In the U.S., there are approximately 500,000 Surgical Site Infections (SSI) each year in patients following an in-patient surgery. Our institution set a goal of a 25% reduction in SSI following total abdominal hysterectomy (TAH). The objective of this study was to determine if implementation of a literature-based, multi-factorial intervention would reduce the rate of surgical site infections following TAH.METHODS:
Surgical Site Infections (SSI) were measured using Standard Infection Ratios (SIR). A Quality Committee was formed and an extensive literature review of current, evidence-based methods for SSI prevention was conducted. Based on the literature review, key components were extracted from the medical records of the 16 patients with reported SSI following TAH in the pre-intervention period.
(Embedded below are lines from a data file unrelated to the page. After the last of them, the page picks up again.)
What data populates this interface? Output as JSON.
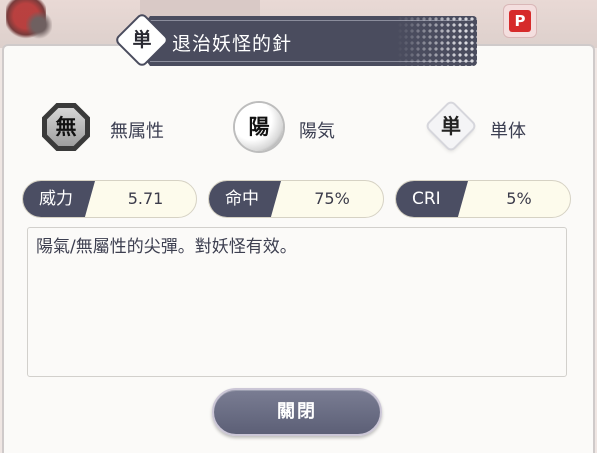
{
  "background": {
    "tab_label": "",
    "p_button_label": "P"
  },
  "dialog": {
    "title_badge": "単",
    "title": "退治妖怪的針",
    "attributes": [
      {
        "icon": "無",
        "label": "無属性",
        "icon_name": "octagon-none-icon"
      },
      {
        "icon": "陽",
        "label": "陽気",
        "icon_name": "yang-circle-icon"
      },
      {
        "icon": "単",
        "label": "単体",
        "icon_name": "single-target-diamond-icon"
      }
    ],
    "stats": [
      {
        "label": "威力",
        "value": "5.71"
      },
      {
        "label": "命中",
        "value": "75%"
      },
      {
        "label": "CRI",
        "value": "5%"
      }
    ],
    "description": "陽氣/無屬性的尖彈。對妖怪有效。",
    "close_label": "關閉"
  },
  "colors": {
    "title_bar": "#4a4c5e",
    "stat_label_bg": "#4b4e63",
    "stat_value_bg": "#fdfbec",
    "button": "#6b6e85",
    "p_button": "#d62b2b"
  }
}
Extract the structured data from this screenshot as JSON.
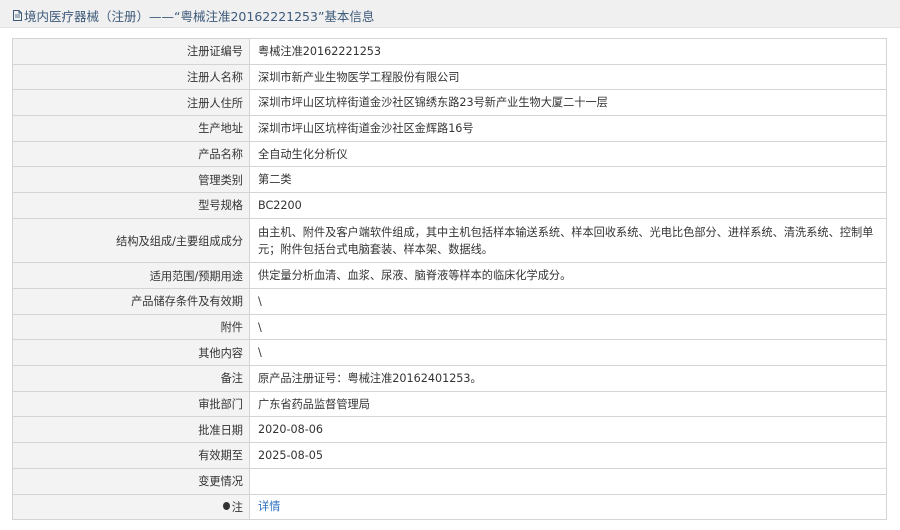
{
  "header": {
    "icon": "document-icon",
    "title": "境内医疗器械（注册）——“粤械注准20162221253”基本信息"
  },
  "rows": [
    {
      "label": "注册证编号",
      "value": "粤械注准20162221253"
    },
    {
      "label": "注册人名称",
      "value": "深圳市新产业生物医学工程股份有限公司"
    },
    {
      "label": "注册人住所",
      "value": "深圳市坪山区坑梓街道金沙社区锦绣东路23号新产业生物大厦二十一层"
    },
    {
      "label": "生产地址",
      "value": "深圳市坪山区坑梓街道金沙社区金辉路16号"
    },
    {
      "label": "产品名称",
      "value": "全自动生化分析仪"
    },
    {
      "label": "管理类别",
      "value": "第二类"
    },
    {
      "label": "型号规格",
      "value": "BC2200"
    },
    {
      "label": "结构及组成/主要组成成分",
      "value": "由主机、附件及客户端软件组成，其中主机包括样本输送系统、样本回收系统、光电比色部分、进样系统、清洗系统、控制单元；附件包括台式电脑套装、样本架、数据线。"
    },
    {
      "label": "适用范围/预期用途",
      "value": "供定量分析血清、血浆、尿液、脑脊液等样本的临床化学成分。"
    },
    {
      "label": "产品储存条件及有效期",
      "value": "\\"
    },
    {
      "label": "附件",
      "value": "\\"
    },
    {
      "label": "其他内容",
      "value": "\\"
    },
    {
      "label": "备注",
      "value": "原产品注册证号：粤械注准20162401253。"
    },
    {
      "label": "审批部门",
      "value": "广东省药品监督管理局"
    },
    {
      "label": "批准日期",
      "value": "2020-08-06"
    },
    {
      "label": "有效期至",
      "value": "2025-08-05"
    },
    {
      "label": "变更情况",
      "value": ""
    }
  ],
  "note_row": {
    "icon": "pin-icon",
    "label": "注",
    "link_text": "详情"
  },
  "colors": {
    "header_bg": "#f0f0f0",
    "header_text": "#3d5a7a",
    "label_bg": "#f3f3f3",
    "border": "#d4d4d4",
    "link": "#2a6dc0"
  }
}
An intervention that addressed preoperative, perioperative, postoperative and patient factors was implemented. The post-intervention SIR was compared to the pre-intervention period.RESULTS:
In the pre-intervention period, January 2013 to June 2014, the overall SIR was 1.5. In the post-intervention period, SIR decreased to 0.44, 0.42, and 1.36 for the 3rd quarter 2014, 4th quarter 2014, and 1st quarter 2015, respectively. In the 2nd quarter of 2015, no SIR was given because the value was less than 1.0.CONCLUSION:
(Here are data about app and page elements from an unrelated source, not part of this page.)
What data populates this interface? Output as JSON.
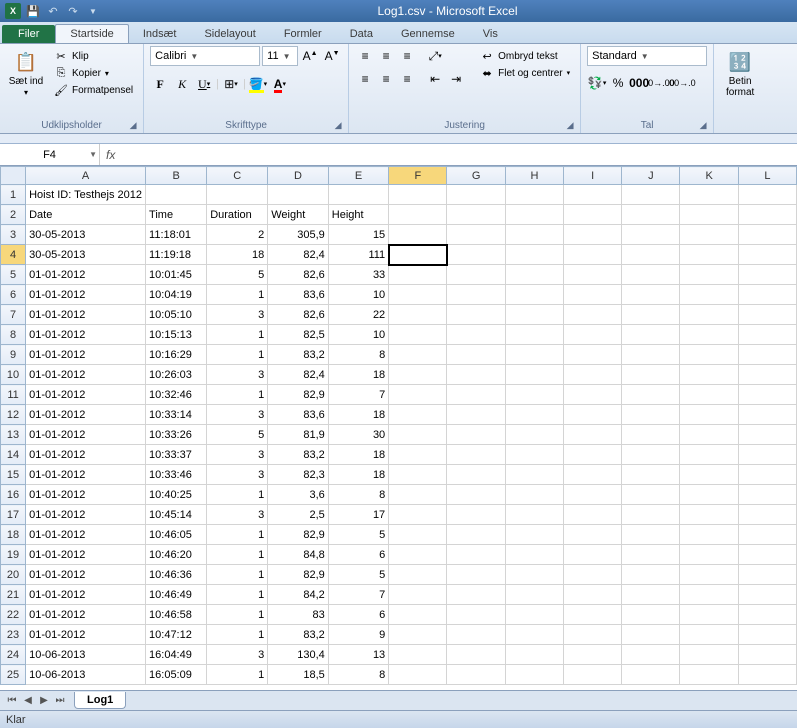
{
  "titlebar": {
    "title": "Log1.csv - Microsoft Excel"
  },
  "tabs": {
    "filer": "Filer",
    "startside": "Startside",
    "indsaet": "Indsæt",
    "sidelayout": "Sidelayout",
    "formler": "Formler",
    "data": "Data",
    "gennemse": "Gennemse",
    "vis": "Vis"
  },
  "ribbon": {
    "clipboard": {
      "paste": "Sæt ind",
      "cut": "Klip",
      "copy": "Kopier",
      "formatpainter": "Formatpensel",
      "label": "Udklipsholder"
    },
    "font": {
      "name": "Calibri",
      "size": "11",
      "label": "Skrifttype"
    },
    "alignment": {
      "wrap": "Ombryd tekst",
      "merge": "Flet og centrer",
      "label": "Justering"
    },
    "number": {
      "format": "Standard",
      "label": "Tal"
    },
    "styles": {
      "conditional": "Betin format"
    }
  },
  "namebox": "F4",
  "formula": "",
  "columns": [
    "A",
    "B",
    "C",
    "D",
    "E",
    "F",
    "G",
    "H",
    "I",
    "J",
    "K",
    "L"
  ],
  "selected_col_index": 5,
  "selected_row": 4,
  "rows": [
    {
      "n": 1,
      "c": [
        "Hoist ID: Testhejs 2012",
        "",
        "",
        "",
        "",
        "",
        "",
        "",
        "",
        "",
        "",
        ""
      ]
    },
    {
      "n": 2,
      "c": [
        "Date",
        "Time",
        "Duration",
        "Weight",
        "Height",
        "",
        "",
        "",
        "",
        "",
        "",
        ""
      ]
    },
    {
      "n": 3,
      "c": [
        "30-05-2013",
        "11:18:01",
        "2",
        "305,9",
        "15",
        "",
        "",
        "",
        "",
        "",
        "",
        ""
      ]
    },
    {
      "n": 4,
      "c": [
        "30-05-2013",
        "11:19:18",
        "18",
        "82,4",
        "111",
        "",
        "",
        "",
        "",
        "",
        "",
        ""
      ]
    },
    {
      "n": 5,
      "c": [
        "01-01-2012",
        "10:01:45",
        "5",
        "82,6",
        "33",
        "",
        "",
        "",
        "",
        "",
        "",
        ""
      ]
    },
    {
      "n": 6,
      "c": [
        "01-01-2012",
        "10:04:19",
        "1",
        "83,6",
        "10",
        "",
        "",
        "",
        "",
        "",
        "",
        ""
      ]
    },
    {
      "n": 7,
      "c": [
        "01-01-2012",
        "10:05:10",
        "3",
        "82,6",
        "22",
        "",
        "",
        "",
        "",
        "",
        "",
        ""
      ]
    },
    {
      "n": 8,
      "c": [
        "01-01-2012",
        "10:15:13",
        "1",
        "82,5",
        "10",
        "",
        "",
        "",
        "",
        "",
        "",
        ""
      ]
    },
    {
      "n": 9,
      "c": [
        "01-01-2012",
        "10:16:29",
        "1",
        "83,2",
        "8",
        "",
        "",
        "",
        "",
        "",
        "",
        ""
      ]
    },
    {
      "n": 10,
      "c": [
        "01-01-2012",
        "10:26:03",
        "3",
        "82,4",
        "18",
        "",
        "",
        "",
        "",
        "",
        "",
        ""
      ]
    },
    {
      "n": 11,
      "c": [
        "01-01-2012",
        "10:32:46",
        "1",
        "82,9",
        "7",
        "",
        "",
        "",
        "",
        "",
        "",
        ""
      ]
    },
    {
      "n": 12,
      "c": [
        "01-01-2012",
        "10:33:14",
        "3",
        "83,6",
        "18",
        "",
        "",
        "",
        "",
        "",
        "",
        ""
      ]
    },
    {
      "n": 13,
      "c": [
        "01-01-2012",
        "10:33:26",
        "5",
        "81,9",
        "30",
        "",
        "",
        "",
        "",
        "",
        "",
        ""
      ]
    },
    {
      "n": 14,
      "c": [
        "01-01-2012",
        "10:33:37",
        "3",
        "83,2",
        "18",
        "",
        "",
        "",
        "",
        "",
        "",
        ""
      ]
    },
    {
      "n": 15,
      "c": [
        "01-01-2012",
        "10:33:46",
        "3",
        "82,3",
        "18",
        "",
        "",
        "",
        "",
        "",
        "",
        ""
      ]
    },
    {
      "n": 16,
      "c": [
        "01-01-2012",
        "10:40:25",
        "1",
        "3,6",
        "8",
        "",
        "",
        "",
        "",
        "",
        "",
        ""
      ]
    },
    {
      "n": 17,
      "c": [
        "01-01-2012",
        "10:45:14",
        "3",
        "2,5",
        "17",
        "",
        "",
        "",
        "",
        "",
        "",
        ""
      ]
    },
    {
      "n": 18,
      "c": [
        "01-01-2012",
        "10:46:05",
        "1",
        "82,9",
        "5",
        "",
        "",
        "",
        "",
        "",
        "",
        ""
      ]
    },
    {
      "n": 19,
      "c": [
        "01-01-2012",
        "10:46:20",
        "1",
        "84,8",
        "6",
        "",
        "",
        "",
        "",
        "",
        "",
        ""
      ]
    },
    {
      "n": 20,
      "c": [
        "01-01-2012",
        "10:46:36",
        "1",
        "82,9",
        "5",
        "",
        "",
        "",
        "",
        "",
        "",
        ""
      ]
    },
    {
      "n": 21,
      "c": [
        "01-01-2012",
        "10:46:49",
        "1",
        "84,2",
        "7",
        "",
        "",
        "",
        "",
        "",
        "",
        ""
      ]
    },
    {
      "n": 22,
      "c": [
        "01-01-2012",
        "10:46:58",
        "1",
        "83",
        "6",
        "",
        "",
        "",
        "",
        "",
        "",
        ""
      ]
    },
    {
      "n": 23,
      "c": [
        "01-01-2012",
        "10:47:12",
        "1",
        "83,2",
        "9",
        "",
        "",
        "",
        "",
        "",
        "",
        ""
      ]
    },
    {
      "n": 24,
      "c": [
        "10-06-2013",
        "16:04:49",
        "3",
        "130,4",
        "13",
        "",
        "",
        "",
        "",
        "",
        "",
        ""
      ]
    },
    {
      "n": 25,
      "c": [
        "10-06-2013",
        "16:05:09",
        "1",
        "18,5",
        "8",
        "",
        "",
        "",
        "",
        "",
        "",
        ""
      ]
    }
  ],
  "numeric_cols": [
    2,
    3,
    4
  ],
  "sheet": {
    "name": "Log1"
  },
  "status": {
    "ready": "Klar"
  }
}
Our evidence-based, multi-factorial intervention contributed to the significant reduction of SSI following TAH and our goal of 25% reduction in SIR of the post-intervention period was met. Our institution will continue to identify opportunities for improvement and monitor the implementation of evidence-based methods aiming to decrease SSI after TAH.